* [Assignment] From the entries below, work out how many lines contain the string "JSON"; answer with the number alone.

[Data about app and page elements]
════
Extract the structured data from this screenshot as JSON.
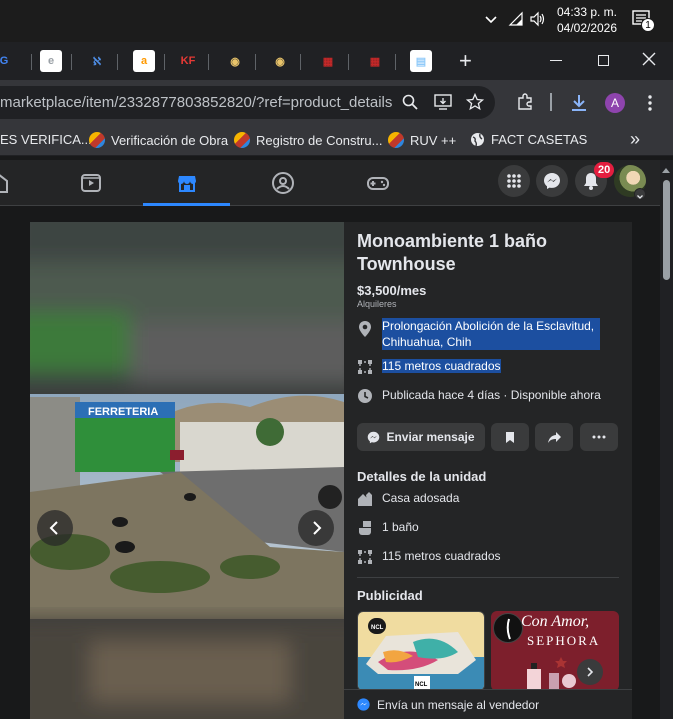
{
  "taskbar": {
    "time": "04:33 p. m.",
    "date": "04/02/2026",
    "notif_count": "1"
  },
  "tabs": {
    "new_tab": "+",
    "items": [
      {
        "icon": "google-icon",
        "glyph": "G",
        "color": "#4285f4"
      },
      {
        "icon": "site-icon",
        "glyph": "e",
        "color": "#9aa0a6"
      },
      {
        "icon": "tool-icon",
        "glyph": "ℵ",
        "color": "#4f8fe8"
      },
      {
        "icon": "amazon-icon",
        "glyph": "a",
        "color": "#ff9900"
      },
      {
        "icon": "kf-icon",
        "glyph": "KF",
        "color": "#e53935"
      },
      {
        "icon": "eye-icon",
        "glyph": "◉",
        "color": "#e9c46a"
      },
      {
        "icon": "eye-icon",
        "glyph": "◉",
        "color": "#e9c46a"
      },
      {
        "icon": "grid-red-icon",
        "glyph": "▦",
        "color": "#c62828"
      },
      {
        "icon": "grid-red-icon",
        "glyph": "▦",
        "color": "#c62828"
      },
      {
        "icon": "doc-icon",
        "glyph": "▤",
        "color": "#90caf9"
      }
    ]
  },
  "omnibar": {
    "url": "marketplace/item/2332877803852820/?ref=product_details&...",
    "profile_initial": "A"
  },
  "bookmarks": {
    "items": [
      {
        "label": "ES VERIFICA..."
      },
      {
        "label": "Verificación de Obra"
      },
      {
        "label": "Registro de Constru..."
      },
      {
        "label": "RUV ++"
      },
      {
        "label": "FACT CASETAS"
      }
    ],
    "more": "»"
  },
  "fb_nav": {
    "notif_badge": "20"
  },
  "listing": {
    "title": "Monoambiente 1 baño Townhouse",
    "price": "$3,500/mes",
    "category": "Alquileres",
    "location": "Prolongación Abolición de la Esclavitud, Chihuahua, Chih",
    "size": "115 metros cuadrados",
    "published": "Publicada hace 4 días · Disponible ahora",
    "message_button": "Enviar mensaje",
    "unit_details_heading": "Detalles de la unidad",
    "unit_type": "Casa adosada",
    "bathrooms": "1 baño",
    "unit_size": "115 metros cuadrados",
    "ads_heading": "Publicidad",
    "ad2_text_1": "Con Amor,",
    "ad2_text_2": "SEPHORA",
    "footer_message": "Envía un mensaje al vendedor"
  },
  "photo": {
    "sign_text": "FERRETERIA"
  },
  "colors": {
    "highlight": "#1c4fa0",
    "fb_blue": "#2d88ff",
    "badge_red": "#e41e3f"
  }
}
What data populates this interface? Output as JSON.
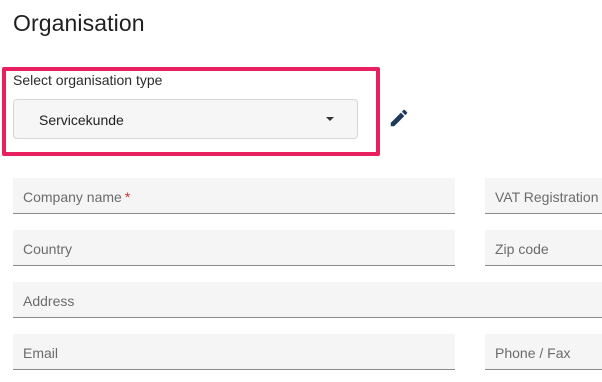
{
  "page": {
    "title": "Organisation"
  },
  "organisation_type": {
    "label": "Select organisation type",
    "selected_value": "Servicekunde"
  },
  "form": {
    "company_name": {
      "label": "Company name",
      "required_marker": "*"
    },
    "vat_registration": {
      "label": "VAT Registration"
    },
    "country": {
      "label": "Country"
    },
    "zip_code": {
      "label": "Zip code"
    },
    "address": {
      "label": "Address"
    },
    "email": {
      "label": "Email"
    },
    "phone_fax": {
      "label": "Phone / Fax"
    }
  },
  "icons": {
    "edit": "pencil-icon",
    "dropdown": "caret-down-icon"
  },
  "colors": {
    "highlight": "#e8205f",
    "edit_icon": "#1f3a5a",
    "required": "#d32f2f"
  }
}
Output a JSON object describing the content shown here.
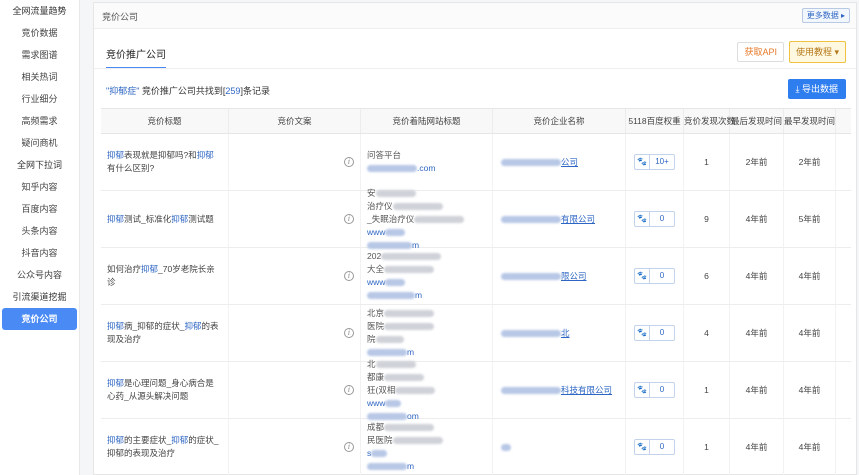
{
  "sidebar": {
    "items": [
      {
        "label": "全网流量趋势",
        "group": true
      },
      {
        "label": "竞价数据"
      },
      {
        "label": "需求图谱"
      },
      {
        "label": "相关热词"
      },
      {
        "label": "行业细分"
      },
      {
        "label": "高频需求"
      },
      {
        "label": "疑问商机"
      },
      {
        "label": "全网下拉词",
        "group": true
      },
      {
        "label": "知乎内容"
      },
      {
        "label": "百度内容"
      },
      {
        "label": "头条内容"
      },
      {
        "label": "抖音内容"
      },
      {
        "label": "公众号内容"
      },
      {
        "label": "引流渠道挖掘",
        "group": true
      },
      {
        "label": "竞价公司",
        "active": true
      }
    ]
  },
  "topbar": {
    "title": "竞价公司",
    "more_label": "更多数据 ▸"
  },
  "tabs": {
    "active_label": "竞价推广公司",
    "api_label": "获取API",
    "tutorial_label": "使用教程 ▾"
  },
  "summary": {
    "keyword": "\"抑郁症\"",
    "prefix": "竞价推广公司共找到[",
    "count": "259",
    "suffix": "]条记录",
    "export_label": "导出数据"
  },
  "table": {
    "headers": [
      "竞价标题",
      "竞价文案",
      "竞价着陆网站标题",
      "竞价企业名称",
      "5118百度权重",
      "竞价发现次数",
      "最后发现时间",
      "最早发现时间"
    ],
    "rows": [
      {
        "title_parts": [
          [
            "抑郁",
            1
          ],
          [
            "表现就是抑郁吗?和",
            0
          ],
          [
            "抑郁",
            1
          ],
          [
            "有什么区别?",
            0
          ]
        ],
        "landing": [
          "问答平台",
          ".com"
        ],
        "company": "公司",
        "weight": "10+",
        "count": "1",
        "last": "2年前",
        "first": "2年前"
      },
      {
        "title_parts": [
          [
            "抑郁",
            1
          ],
          [
            "测试_标准化",
            0
          ],
          [
            "抑郁",
            1
          ],
          [
            "测试题",
            0
          ]
        ],
        "landing": [
          "安",
          "治疗仪",
          "_失眠治疗仪",
          "www",
          "m"
        ],
        "company": "有限公司",
        "weight": "0",
        "count": "9",
        "last": "4年前",
        "first": "5年前"
      },
      {
        "title_parts": [
          [
            "如何治疗",
            0
          ],
          [
            "抑郁",
            1
          ],
          [
            "_70岁老院长亲诊",
            0
          ]
        ],
        "landing": [
          "202",
          "大全",
          "www",
          "m"
        ],
        "company": "限公司",
        "weight": "0",
        "count": "6",
        "last": "4年前",
        "first": "4年前"
      },
      {
        "title_parts": [
          [
            "抑郁",
            1
          ],
          [
            "病_抑郁的症状_",
            0
          ],
          [
            "抑郁",
            1
          ],
          [
            "的表现及治疗",
            0
          ]
        ],
        "landing": [
          "北京",
          "医院",
          "院",
          "m"
        ],
        "company": "北",
        "weight": "0",
        "count": "4",
        "last": "4年前",
        "first": "4年前"
      },
      {
        "title_parts": [
          [
            "抑郁",
            1
          ],
          [
            "是心理问题_身心病合是心药_从源头解决问题",
            0
          ]
        ],
        "landing": [
          "北",
          "都康",
          "狂(双相",
          "www",
          "om"
        ],
        "company": "科技有限公司",
        "weight": "0",
        "count": "1",
        "last": "4年前",
        "first": "4年前"
      },
      {
        "title_parts": [
          [
            "抑郁",
            1
          ],
          [
            "的主要症状_",
            0
          ],
          [
            "抑郁",
            1
          ],
          [
            "的症状_抑郁的表现及治疗",
            0
          ]
        ],
        "landing": [
          "成都",
          "民医院",
          "s",
          "m"
        ],
        "company": "",
        "weight": "0",
        "count": "1",
        "last": "4年前",
        "first": "4年前"
      }
    ]
  }
}
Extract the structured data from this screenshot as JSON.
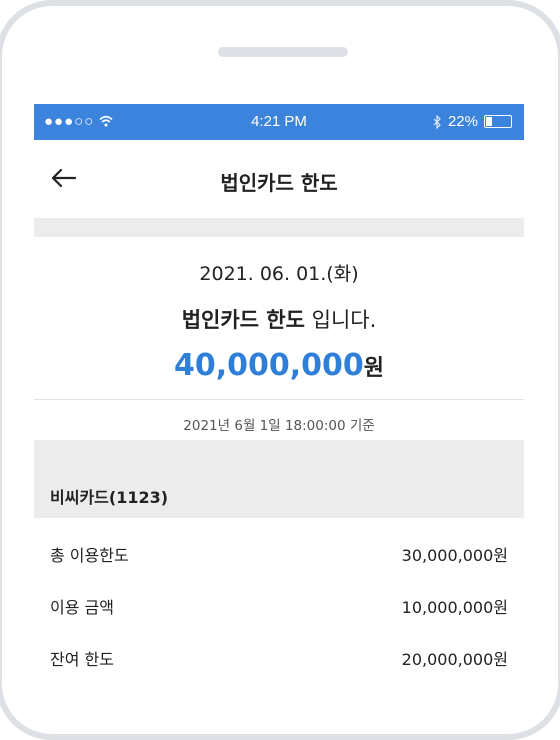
{
  "status_bar": {
    "signal": "●●●○○",
    "wifi_icon": "wifi-icon",
    "time": "4:21 PM",
    "bluetooth_icon": "bluetooth-icon",
    "battery": "22%",
    "battery_level": 0.22
  },
  "header": {
    "title": "법인카드 한도",
    "back_icon": "arrow-left-icon"
  },
  "summary": {
    "date": "2021. 06. 01.(화)",
    "line_bold": "법인카드 한도",
    "line_rest": " 입니다.",
    "amount": "40,000,000",
    "unit": "원"
  },
  "basis": "2021년 6월 1일 18:00:00 기준",
  "card": {
    "name": "비씨카드(1123)",
    "rows": [
      {
        "label": "총 이용한도",
        "value": "30,000,000",
        "unit": "원"
      },
      {
        "label": "이용 금액",
        "value": "10,000,000",
        "unit": "원"
      },
      {
        "label": "잔여 한도",
        "value": "20,000,000",
        "unit": "원"
      }
    ]
  },
  "colors": {
    "accent": "#3b83dd",
    "amount": "#2f7fd8",
    "band": "#ececec"
  }
}
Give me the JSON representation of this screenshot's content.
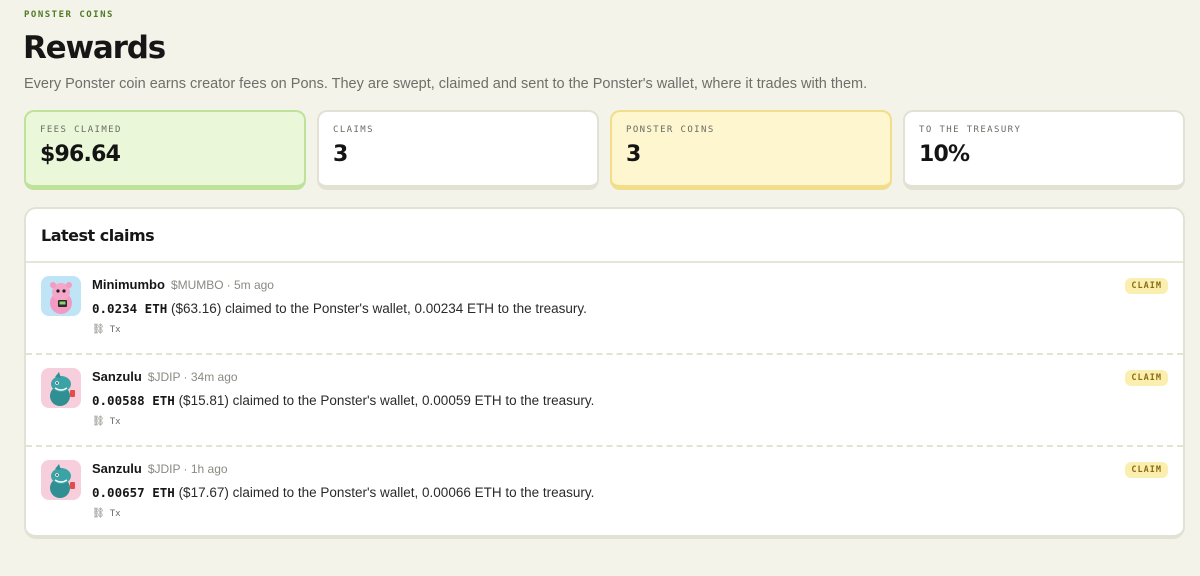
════
* [Problem solution] 5